**** Available data ****

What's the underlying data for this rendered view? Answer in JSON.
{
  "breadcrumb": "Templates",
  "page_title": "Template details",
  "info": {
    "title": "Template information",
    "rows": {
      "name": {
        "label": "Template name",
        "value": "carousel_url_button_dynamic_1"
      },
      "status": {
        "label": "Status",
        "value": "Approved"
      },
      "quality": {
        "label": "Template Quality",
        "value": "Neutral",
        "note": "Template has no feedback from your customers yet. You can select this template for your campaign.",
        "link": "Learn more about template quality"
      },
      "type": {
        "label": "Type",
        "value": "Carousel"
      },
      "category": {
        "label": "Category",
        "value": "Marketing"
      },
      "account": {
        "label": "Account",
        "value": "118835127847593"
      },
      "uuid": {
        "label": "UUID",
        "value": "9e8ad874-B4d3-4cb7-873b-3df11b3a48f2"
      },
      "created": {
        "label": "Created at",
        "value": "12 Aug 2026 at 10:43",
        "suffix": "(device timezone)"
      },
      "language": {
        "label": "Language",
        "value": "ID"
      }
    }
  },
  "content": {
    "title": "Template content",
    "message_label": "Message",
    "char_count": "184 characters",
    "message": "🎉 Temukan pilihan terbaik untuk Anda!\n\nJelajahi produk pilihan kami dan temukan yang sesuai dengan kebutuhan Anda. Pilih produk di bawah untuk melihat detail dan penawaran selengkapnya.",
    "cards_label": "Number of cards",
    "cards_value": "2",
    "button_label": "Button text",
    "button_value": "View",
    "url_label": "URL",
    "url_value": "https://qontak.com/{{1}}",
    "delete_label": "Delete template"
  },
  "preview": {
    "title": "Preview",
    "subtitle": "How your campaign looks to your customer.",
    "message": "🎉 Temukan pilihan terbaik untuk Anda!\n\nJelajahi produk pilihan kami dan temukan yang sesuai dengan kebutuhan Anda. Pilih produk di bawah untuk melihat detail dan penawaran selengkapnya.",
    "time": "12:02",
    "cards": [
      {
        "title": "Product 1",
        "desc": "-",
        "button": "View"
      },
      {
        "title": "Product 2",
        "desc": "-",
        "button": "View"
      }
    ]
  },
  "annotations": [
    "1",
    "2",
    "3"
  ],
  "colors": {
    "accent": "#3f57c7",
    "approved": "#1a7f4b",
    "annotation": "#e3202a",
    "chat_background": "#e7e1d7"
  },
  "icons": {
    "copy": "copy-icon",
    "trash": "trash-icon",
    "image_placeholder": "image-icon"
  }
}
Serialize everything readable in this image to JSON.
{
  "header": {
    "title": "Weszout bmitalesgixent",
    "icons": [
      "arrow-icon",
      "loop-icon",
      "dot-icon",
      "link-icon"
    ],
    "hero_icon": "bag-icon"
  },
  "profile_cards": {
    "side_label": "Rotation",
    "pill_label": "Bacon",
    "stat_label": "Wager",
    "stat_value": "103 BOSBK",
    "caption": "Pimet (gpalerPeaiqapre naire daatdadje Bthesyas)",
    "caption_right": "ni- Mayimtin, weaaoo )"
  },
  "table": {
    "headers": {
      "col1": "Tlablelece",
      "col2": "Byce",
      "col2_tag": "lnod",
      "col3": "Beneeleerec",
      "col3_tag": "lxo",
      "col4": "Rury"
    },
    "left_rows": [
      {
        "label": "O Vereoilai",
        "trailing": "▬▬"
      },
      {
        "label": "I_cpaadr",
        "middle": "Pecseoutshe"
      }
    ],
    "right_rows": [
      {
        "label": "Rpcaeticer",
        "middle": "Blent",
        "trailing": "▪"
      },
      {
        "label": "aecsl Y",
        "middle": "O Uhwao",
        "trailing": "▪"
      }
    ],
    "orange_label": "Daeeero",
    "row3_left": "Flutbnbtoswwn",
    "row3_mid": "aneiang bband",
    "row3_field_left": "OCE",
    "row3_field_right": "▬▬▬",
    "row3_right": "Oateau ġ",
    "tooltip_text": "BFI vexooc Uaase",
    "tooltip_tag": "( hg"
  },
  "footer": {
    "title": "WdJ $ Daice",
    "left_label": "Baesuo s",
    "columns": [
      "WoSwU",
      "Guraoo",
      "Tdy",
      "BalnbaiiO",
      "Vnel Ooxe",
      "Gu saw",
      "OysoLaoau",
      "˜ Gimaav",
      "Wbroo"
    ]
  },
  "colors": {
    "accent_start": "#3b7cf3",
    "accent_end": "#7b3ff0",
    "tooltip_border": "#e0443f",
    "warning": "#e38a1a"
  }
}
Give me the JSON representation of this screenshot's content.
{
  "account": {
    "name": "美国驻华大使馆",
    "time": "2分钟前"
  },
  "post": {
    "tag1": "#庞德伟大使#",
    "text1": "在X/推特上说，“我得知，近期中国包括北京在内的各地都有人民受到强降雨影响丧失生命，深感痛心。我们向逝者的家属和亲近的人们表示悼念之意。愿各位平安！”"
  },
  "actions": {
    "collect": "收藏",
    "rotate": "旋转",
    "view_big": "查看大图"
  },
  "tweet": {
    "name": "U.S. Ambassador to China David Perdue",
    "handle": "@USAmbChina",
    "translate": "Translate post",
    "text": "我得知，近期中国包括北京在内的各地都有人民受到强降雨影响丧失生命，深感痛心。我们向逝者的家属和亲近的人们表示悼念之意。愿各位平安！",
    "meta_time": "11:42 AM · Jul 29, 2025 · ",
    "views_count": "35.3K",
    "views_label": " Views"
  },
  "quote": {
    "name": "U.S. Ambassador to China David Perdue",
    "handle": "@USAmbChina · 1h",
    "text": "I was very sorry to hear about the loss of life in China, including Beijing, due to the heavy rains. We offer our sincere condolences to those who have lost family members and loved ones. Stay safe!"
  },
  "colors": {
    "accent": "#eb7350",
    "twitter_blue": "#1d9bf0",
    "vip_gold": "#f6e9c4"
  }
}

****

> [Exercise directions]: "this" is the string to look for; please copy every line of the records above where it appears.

> [Solved exercise]:
What's the underlying data for this rendered view? Answer in JSON.
        "note": "Template has no feedback from your customers yet. You can select this template for your campaign.",
Serialize everything readable in this image to JSON.
Give me the JSON representation of this screenshot's content.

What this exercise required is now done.